John Paulsen has already told you why Toby Gerhart is a provably safe bet to meet or exceed his draft day cost, though I suppose that might change if the Fantasy Hype Machine ingests Adrian Peterson’s longtime backup and balloons his ADP.
Gerhart is a real candidate for 300 touches in a Jacksonville offense that is expected to be as conservative as any scheme in the league. That’s what happens when Chad Henne is running the joint.
Gerhart won’t face a bad matchup until the Jags go to Cincinnati in Week 9. I think he has a real possibility to be a top-10 fantasy running back during that first half of 2014. Gerhart has touched the ball more than 15 times in seven career games and has averaged low-end RB1 numbers (12.6 fantasy points) with that kind of workload.

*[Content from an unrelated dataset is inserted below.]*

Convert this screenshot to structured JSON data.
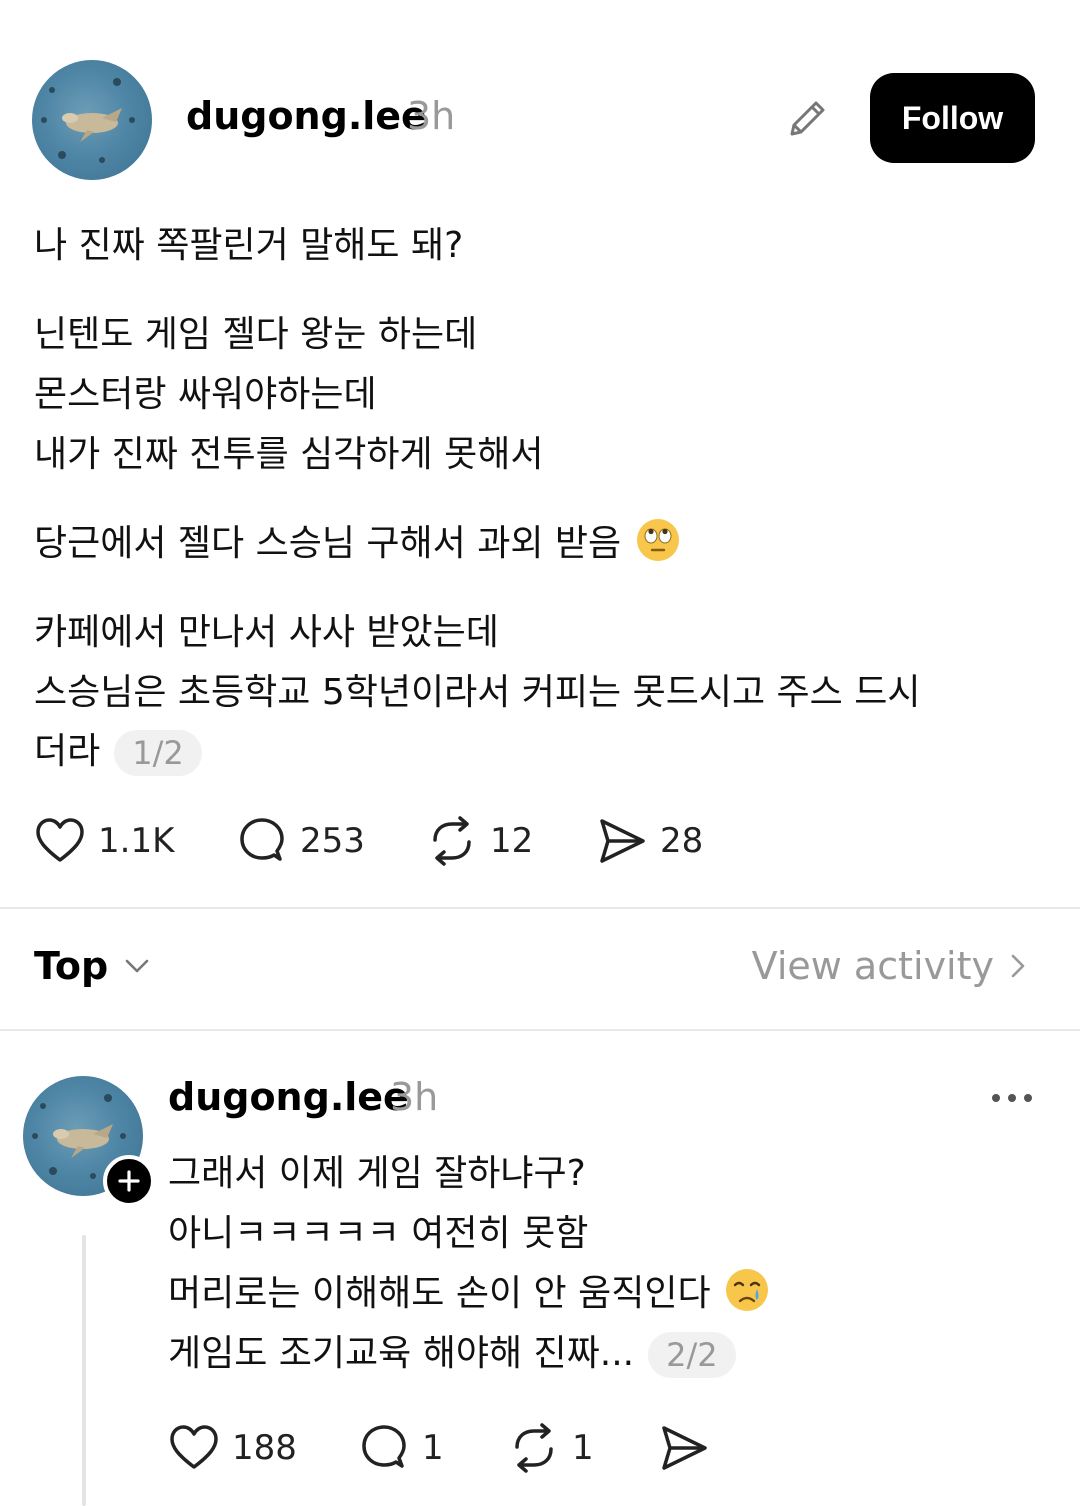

Buffalo runners will get the eighth easiest schedule in 2014, though it’s tough – as always – to decide which back this will benefit most.
C.J. Spiller, that killer of fantasy dreams, had precisely two late-season 2013 games in which his bothersome high ankle sprain wasn’t hobbling him. Spiller, in those games against Kansas City and Atlanta, touched the ball a combined 31 times and gained 312 yards. That’s what we in the industry like to call “not terrible.”
That’s reflective of Spiller’s otherworldly potential, if nothing else. Buffalo runners face just two unfavorable matchups during the season’s first eight weeks, and enter the fantasy playoffs facing the fifth-softest slate for running backs.
A healthy Spiller, fantasy’s RB15 in early drafts, could very well pull a Jamaal Charles and go ballistic down he stretch for fantasy owners willing to make the risky investment.